There should be an agreed policy on whom to treat as patients

A public discussion is needed about disclosure to infants identified prenatally or postnatally as being at risk for FXTAS and women in the premutation range in order to determine whether they are “patients” or “patients in waiting,” and what criteria should be used to determine whether they are affected. For boys, there are guidelines for clinical care based on clinical assessment of impairment, not a specific molecular profile. Consequently, services would be expected to be provided as a child becomes symptomatic.

The cost of case finding (including diagnosis and treatment of patients diagnosed) should be economically balanced in relation to possible expenditure on medical care as a whole

Cost-benefit analysis in which the primary benefit is in avoiding long-term care costs is fraught with both emotional and economic challenges.16 In general, in health-care economics specific measures are used to compare the value of interventions to enable rational commitment of limited health-care resources. DS antenatal screening provides the example most like the case of fragile X. Analysis of DS screening typically puts a financial figure on the costs of all the medical needs of a child born with DS. Clearly children with DS have a very different range of problems, with more frequent cardiac defects. The estimate is that the total impact on health and reduced life expectancy of DS approximates to 53.1 life years lost in a DALY framework17 (or, put another way, each child with DS has 26.9 DALYs).17 This number is within the same disability class as congenital total hearing loss and fragile X.18 Lifetime costs for a child born with DS are estimated at $677,000 (25,000 per DALY). It is likely that the costs for fragile X will be considerably lower, as fragile X is not associated with a high rate of cardiac defects. The total estimated prenatal screening costs in the United States for DS are $3.4–3.8 million to detect 4,823 cases of DS, which is estimated to prevent 3,600 children with DS being born, giving a cost of approximately $3.4 million to avoid 10,000 DALYs. Conversely, as a society we have chosen to invest in other medical interventions that prolong life at considerable expense, such as adding PCSK9 inhibitors to statins in heterozygous familial hypercholesterolemia at a cost of $503,000 per QALY gained.19 The cost of saving one QALY through use of these drugs is comparable to the estimated lifetime costs of caring for a child with DS. This strongly suggests that in DS screening, for every dollar spent in antenatal screening we lose DALYs and the investment in caring for children with DS provides more DALYS than other funded health interventions. Therefore, there is unlikely to ever be a DALY- or QALY-based cost argument in favor of antenatal screening for fragile X.
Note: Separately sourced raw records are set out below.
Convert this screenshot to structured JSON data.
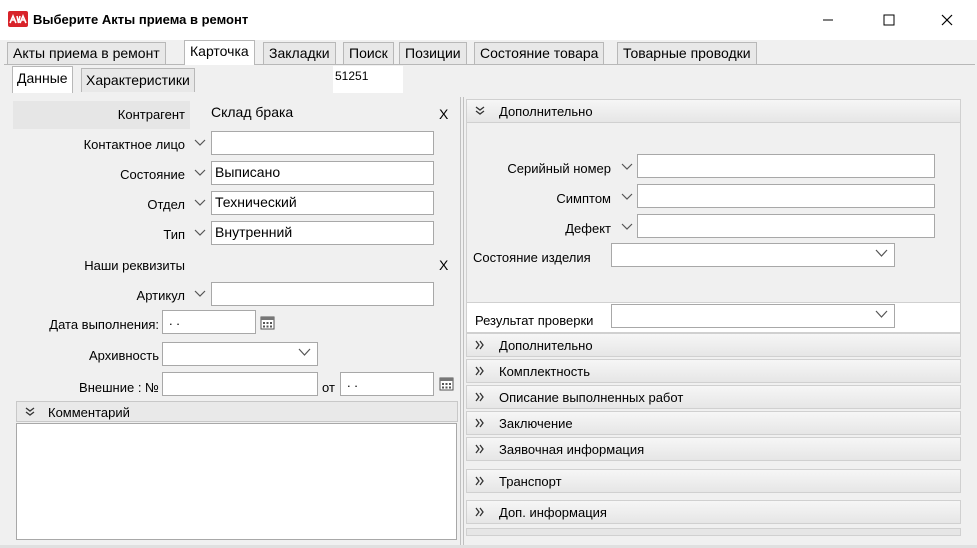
{
  "window": {
    "title": "Выберите Акты приема в ремонт",
    "icon": "app-logo-icon",
    "buttons": [
      "minimize-icon",
      "maximize-icon",
      "close-icon"
    ]
  },
  "tabs": [
    {
      "label": "Акты приема в ремонт",
      "active": false
    },
    {
      "label": "Карточка",
      "active": true
    },
    {
      "label": "Закладки",
      "active": false
    },
    {
      "label": "Поиск",
      "active": false
    },
    {
      "label": "Позиции",
      "active": false
    },
    {
      "label": "Состояние товара",
      "active": false
    },
    {
      "label": "Товарные проводки",
      "active": false
    }
  ],
  "subtabs": [
    {
      "label": "Данные",
      "active": true
    },
    {
      "label": "Характеристики",
      "active": false
    }
  ],
  "doc_number": "51251",
  "left": {
    "contragent_label": "Контрагент",
    "contragent_value": "Склад брака",
    "contact_label": "Контактное лицо",
    "contact_value": "",
    "state_label": "Состояние",
    "state_value": "Выписано",
    "dept_label": "Отдел",
    "dept_value": "Технический",
    "type_label": "Тип",
    "type_value": "Внутренний",
    "requisites_label": "Наши реквизиты",
    "article_label": "Артикул",
    "article_value": "",
    "date_label": "Дата выполнения:",
    "date_value": " .  .",
    "archive_label": "Архивность",
    "archive_value": "",
    "external_label": "Внешние : №",
    "external_value": "",
    "from_label": "от",
    "from_date": " .  .",
    "clear_symbol": "X",
    "comment_title": "Комментарий",
    "comment_value": ""
  },
  "right": {
    "section_open": "Дополнительно",
    "serial_label": "Серийный номер",
    "serial_value": "",
    "symptom_label": "Симптом",
    "symptom_value": "",
    "defect_label": "Дефект",
    "defect_value": "",
    "product_state_label": "Состояние изделия",
    "product_state_value": "",
    "check_result_label": "Результат проверки",
    "check_result_value": "",
    "sections": [
      "Дополнительно",
      "Комплектность",
      "Описание выполненных работ",
      "Заключение",
      "Заявочная информация",
      "Транспорт",
      "Доп. информация"
    ]
  }
}
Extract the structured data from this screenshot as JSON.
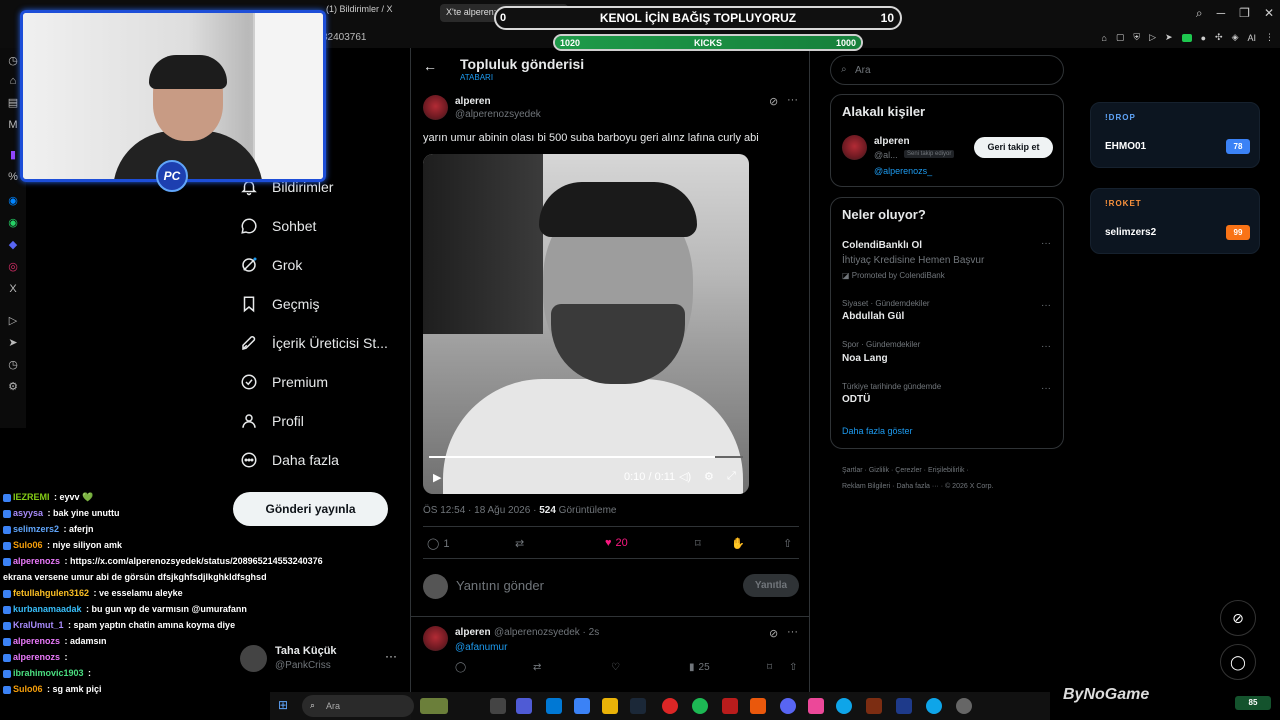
{
  "browser": {
    "tabs": [
      "(1) Bildirimler / X",
      "X'te alperen: \"yarın"
    ],
    "url_fragment": "32403761",
    "win_min": "─",
    "win_max": "❐",
    "win_close": "✕",
    "ext_ai": "AI"
  },
  "donation": {
    "left_value": "0",
    "title": "KENOL İÇİN BAĞIŞ TOPLUYORUZ",
    "right_value": "10",
    "kicks_left": "1020",
    "kicks_title": "KICKS",
    "kicks_right": "1000",
    "kicks_progress": 1.0
  },
  "nav": {
    "items": [
      {
        "label": "Bildirimler",
        "icon": "bell-icon"
      },
      {
        "label": "Sohbet",
        "icon": "chat-icon"
      },
      {
        "label": "Grok",
        "icon": "grok-icon"
      },
      {
        "label": "Geçmiş",
        "icon": "bookmark-icon"
      },
      {
        "label": "İçerik Üreticisi St...",
        "icon": "rocket-icon"
      },
      {
        "label": "Premium",
        "icon": "verified-icon"
      },
      {
        "label": "Profil",
        "icon": "person-icon"
      },
      {
        "label": "Daha fazla",
        "icon": "more-circle-icon"
      }
    ],
    "post_button": "Gönderi yayınla"
  },
  "profile": {
    "name": "Taha Küçük",
    "handle": "@PankCriss",
    "more": "···"
  },
  "main": {
    "back": "←",
    "title": "Topluluk gönderisi",
    "subtitle": "ATABARI",
    "post": {
      "name": "alperen",
      "handle": "@alperenozsyedek",
      "text": "yarın umur abinin olası bi 500 suba barboyu geri alınz lafına curly abi",
      "video_time": "0:10 / 0:11",
      "video_progress": 0.91,
      "timestamp": "ÖS 12:54 · 18 Ağu 2026 · ",
      "views": "524",
      "views_label": " Görüntüleme",
      "replies": "1",
      "likes": "20",
      "more": "···"
    },
    "reply_placeholder": "Yanıtını gönder",
    "reply_button": "Yanıtla",
    "reply2": {
      "name": "alperen",
      "handle": "@alperenozsyedek · 2s",
      "mention": "@afanumur",
      "views": "25",
      "more": "···"
    }
  },
  "search": {
    "placeholder": "Ara"
  },
  "people": {
    "title": "Alakalı kişiler",
    "name": "alperen",
    "handle": "@al...",
    "badge": "Seni takip ediyor",
    "link": "@alperenozs_",
    "follow": "Geri takip et"
  },
  "trends": {
    "title": "Neler oluyor?",
    "items": [
      {
        "context": "",
        "name": "ColendiBanklı Ol",
        "desc": "İhtiyaç Kredisine Hemen Başvur",
        "promo": "Promoted by ColendiBank"
      },
      {
        "context": "Siyaset · Gündemdekiler",
        "name": "Abdullah Gül"
      },
      {
        "context": "Spor · Gündemdekiler",
        "name": "Noa Lang"
      },
      {
        "context": "Türkiye tarihinde gündemde",
        "name": "ODTÜ"
      }
    ],
    "more_dots": "···",
    "show_more": "Daha fazla göster"
  },
  "footer": {
    "line1": "Şartlar · Gizlilik · Çerezler · Erişilebilirlik ·",
    "line2": "Reklam Bilgileri · Daha fazla ··· · © 2026 X Corp."
  },
  "widgets": {
    "drop": {
      "title": "!DROP",
      "name": "EHMO01",
      "value": "78",
      "color": "#3b82f6"
    },
    "roket": {
      "title": "!ROKET",
      "name": "selimzers2",
      "value": "99",
      "color": "#f97316"
    }
  },
  "chat": [
    {
      "user": "IEZREMI",
      "msg": " : eyvv 💚",
      "color": "#84cc16"
    },
    {
      "user": "asyysa",
      "msg": " : bak yine unuttu",
      "color": "#a78bfa"
    },
    {
      "user": "selimzers2",
      "msg": " : aferjn",
      "color": "#60a5fa"
    },
    {
      "user": "Sulo06",
      "msg": " : niye siliyon amk",
      "color": "#f59e0b"
    },
    {
      "user": "alperenozs",
      "msg": " : https://x.com/alperenozsyedek/status/208965214553240376",
      "color": "#e879f9"
    },
    {
      "user": "",
      "msg": "ekrana versene umur abi de görsün dfsjkghfsdjlkghkldfsghsd",
      "color": "#fff"
    },
    {
      "user": "fetullahgulen3162",
      "msg": " : ve esselamu aleyke",
      "color": "#fbbf24"
    },
    {
      "user": "kurbanamaadak",
      "msg": " : bu gun wp de varmısın @umurafann",
      "color": "#38bdf8"
    },
    {
      "user": "KralUmut_1",
      "msg": " : spam yaptın chatin amına koyma diye",
      "color": "#a78bfa"
    },
    {
      "user": "alperenozs",
      "msg": " : adamsın",
      "color": "#e879f9"
    },
    {
      "user": "alperenozs",
      "msg": " :",
      "color": "#e879f9"
    },
    {
      "user": "ibrahimovic1903",
      "msg": " :",
      "color": "#4ade80"
    },
    {
      "user": "Sulo06",
      "msg": " : sg amk piçi",
      "color": "#f59e0b"
    }
  ],
  "taskbar": {
    "search": "Ara",
    "brand": "ByNoGame",
    "tray": "85"
  }
}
When considering the cost of introducing a screening program it is important to recognize the opportunity cost to other population health initiatives of prioritizing such interventions. There are several significant public health programs, such as universal neonatal screening for Pompe disease, that are expected to yield significant improvements in population health but have yet to be implemented because of a lack of public funds or available infrastructure.20 Other recommended population interventions, such as cascade screening for familial hypercholesterolemia, have significantly limited uptake.21 Although the study published in this issue does demonstrate a lack of harm in being screened, there are many other areas in which population screening for fragile X does not yet fit within the accepted criteria for a screening test. Consequently, from a population health point of view it is difficult to recommend implementation of fragile X screening ahead of screening for other disorders for which there is currently stronger evidence of benefit.